# Task details:
Look through the records and copy every line in which "personnes" appears.

START Source data

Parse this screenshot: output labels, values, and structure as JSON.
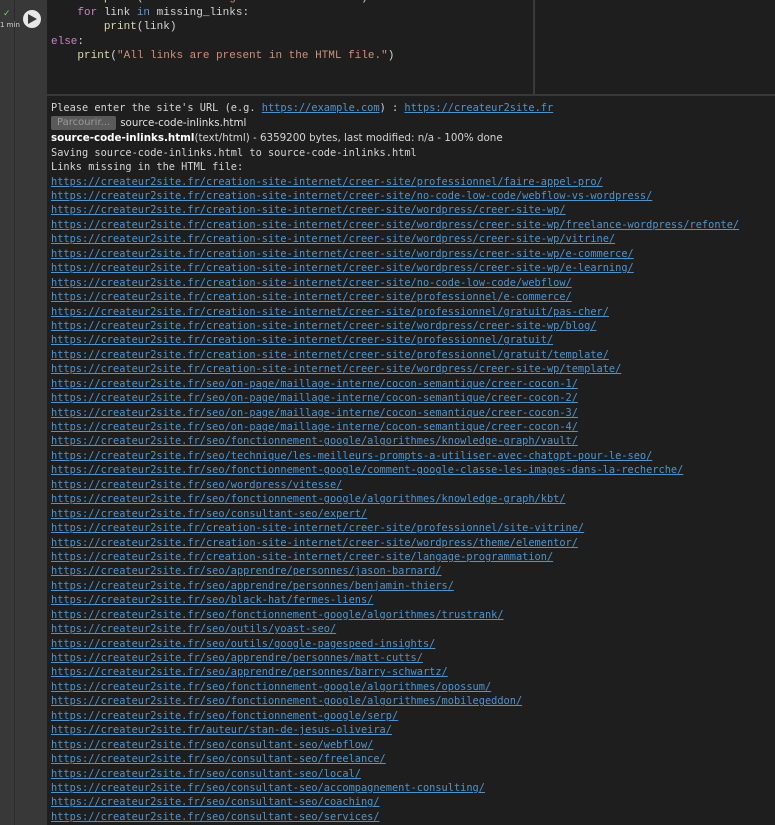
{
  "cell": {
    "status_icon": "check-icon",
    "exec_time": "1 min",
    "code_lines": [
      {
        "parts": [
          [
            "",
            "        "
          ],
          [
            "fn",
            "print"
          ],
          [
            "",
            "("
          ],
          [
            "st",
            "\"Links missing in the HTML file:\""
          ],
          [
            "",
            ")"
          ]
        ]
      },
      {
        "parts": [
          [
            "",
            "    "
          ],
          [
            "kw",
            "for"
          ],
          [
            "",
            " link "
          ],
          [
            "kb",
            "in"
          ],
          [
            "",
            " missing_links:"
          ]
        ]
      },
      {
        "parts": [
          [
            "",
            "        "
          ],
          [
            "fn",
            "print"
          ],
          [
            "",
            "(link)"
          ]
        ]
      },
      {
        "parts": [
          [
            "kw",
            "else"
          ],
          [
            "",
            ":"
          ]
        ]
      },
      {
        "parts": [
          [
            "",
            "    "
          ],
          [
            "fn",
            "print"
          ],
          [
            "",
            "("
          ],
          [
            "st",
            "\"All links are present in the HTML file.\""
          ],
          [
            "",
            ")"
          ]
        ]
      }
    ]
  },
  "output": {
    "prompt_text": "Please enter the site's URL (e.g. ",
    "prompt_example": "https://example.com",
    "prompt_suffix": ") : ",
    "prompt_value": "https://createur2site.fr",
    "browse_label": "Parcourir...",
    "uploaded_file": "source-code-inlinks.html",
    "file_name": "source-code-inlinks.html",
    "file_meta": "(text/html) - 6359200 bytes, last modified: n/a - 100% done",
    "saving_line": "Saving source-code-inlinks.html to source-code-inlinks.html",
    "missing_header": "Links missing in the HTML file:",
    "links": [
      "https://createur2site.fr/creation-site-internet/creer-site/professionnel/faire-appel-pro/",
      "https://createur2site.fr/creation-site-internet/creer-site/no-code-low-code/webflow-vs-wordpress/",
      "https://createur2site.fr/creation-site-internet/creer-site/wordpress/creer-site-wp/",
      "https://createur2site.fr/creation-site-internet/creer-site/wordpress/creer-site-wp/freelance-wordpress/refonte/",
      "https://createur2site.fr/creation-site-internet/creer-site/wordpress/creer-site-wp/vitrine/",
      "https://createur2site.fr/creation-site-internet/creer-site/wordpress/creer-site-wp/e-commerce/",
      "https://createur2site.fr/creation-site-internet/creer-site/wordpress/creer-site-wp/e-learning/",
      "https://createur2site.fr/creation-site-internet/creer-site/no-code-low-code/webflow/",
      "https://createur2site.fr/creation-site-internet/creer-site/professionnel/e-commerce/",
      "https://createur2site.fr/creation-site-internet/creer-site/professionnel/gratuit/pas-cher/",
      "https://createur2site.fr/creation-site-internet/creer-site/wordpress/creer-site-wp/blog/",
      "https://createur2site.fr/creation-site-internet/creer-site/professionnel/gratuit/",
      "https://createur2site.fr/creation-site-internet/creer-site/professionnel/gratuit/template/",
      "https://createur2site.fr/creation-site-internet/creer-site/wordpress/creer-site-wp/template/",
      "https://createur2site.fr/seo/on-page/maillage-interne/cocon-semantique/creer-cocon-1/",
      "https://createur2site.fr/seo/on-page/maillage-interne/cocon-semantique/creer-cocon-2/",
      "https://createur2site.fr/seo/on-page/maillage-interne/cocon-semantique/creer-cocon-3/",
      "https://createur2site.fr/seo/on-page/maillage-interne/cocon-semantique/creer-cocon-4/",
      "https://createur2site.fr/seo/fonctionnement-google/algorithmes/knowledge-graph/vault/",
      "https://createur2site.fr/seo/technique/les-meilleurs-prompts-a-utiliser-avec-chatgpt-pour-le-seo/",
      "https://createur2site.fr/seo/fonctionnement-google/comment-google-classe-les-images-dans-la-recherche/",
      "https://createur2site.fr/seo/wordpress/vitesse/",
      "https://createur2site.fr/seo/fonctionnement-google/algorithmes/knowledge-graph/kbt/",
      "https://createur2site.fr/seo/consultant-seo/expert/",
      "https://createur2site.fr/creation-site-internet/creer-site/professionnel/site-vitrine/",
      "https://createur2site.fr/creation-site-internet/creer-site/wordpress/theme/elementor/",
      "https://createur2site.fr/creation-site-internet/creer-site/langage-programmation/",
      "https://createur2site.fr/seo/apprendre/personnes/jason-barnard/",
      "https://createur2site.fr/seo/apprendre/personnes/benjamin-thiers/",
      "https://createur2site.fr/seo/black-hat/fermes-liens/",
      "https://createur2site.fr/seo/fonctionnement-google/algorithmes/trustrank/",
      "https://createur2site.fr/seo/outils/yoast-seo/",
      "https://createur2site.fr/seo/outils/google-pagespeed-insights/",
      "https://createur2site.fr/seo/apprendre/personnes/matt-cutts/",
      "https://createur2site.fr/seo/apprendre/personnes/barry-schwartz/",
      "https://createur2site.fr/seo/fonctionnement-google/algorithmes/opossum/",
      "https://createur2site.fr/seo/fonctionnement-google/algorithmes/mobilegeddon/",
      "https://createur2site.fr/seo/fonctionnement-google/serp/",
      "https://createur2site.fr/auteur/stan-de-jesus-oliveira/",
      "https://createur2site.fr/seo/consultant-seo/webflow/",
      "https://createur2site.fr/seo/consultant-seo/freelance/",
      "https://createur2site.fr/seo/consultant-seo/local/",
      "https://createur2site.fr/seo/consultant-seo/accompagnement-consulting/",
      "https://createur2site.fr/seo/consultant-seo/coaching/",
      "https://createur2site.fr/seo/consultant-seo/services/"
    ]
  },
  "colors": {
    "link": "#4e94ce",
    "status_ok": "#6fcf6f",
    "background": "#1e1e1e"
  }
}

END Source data
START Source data

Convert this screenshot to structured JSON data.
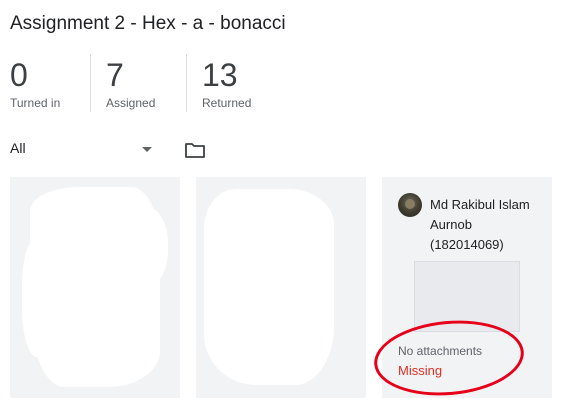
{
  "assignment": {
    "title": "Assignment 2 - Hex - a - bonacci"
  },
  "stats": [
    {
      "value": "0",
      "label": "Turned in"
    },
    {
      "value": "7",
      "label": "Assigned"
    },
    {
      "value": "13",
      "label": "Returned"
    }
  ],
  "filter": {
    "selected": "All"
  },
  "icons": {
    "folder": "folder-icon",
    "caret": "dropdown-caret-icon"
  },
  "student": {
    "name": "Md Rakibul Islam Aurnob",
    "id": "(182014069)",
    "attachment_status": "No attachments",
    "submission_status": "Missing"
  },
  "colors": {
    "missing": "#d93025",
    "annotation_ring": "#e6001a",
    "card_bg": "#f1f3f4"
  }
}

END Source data

# Exercise answer:
      "https://createur2site.fr/seo/apprendre/personnes/jason-barnard/",
      "https://createur2site.fr/seo/apprendre/personnes/benjamin-thiers/",
      "https://createur2site.fr/seo/apprendre/personnes/matt-cutts/",
      "https://createur2site.fr/seo/apprendre/personnes/barry-schwartz/",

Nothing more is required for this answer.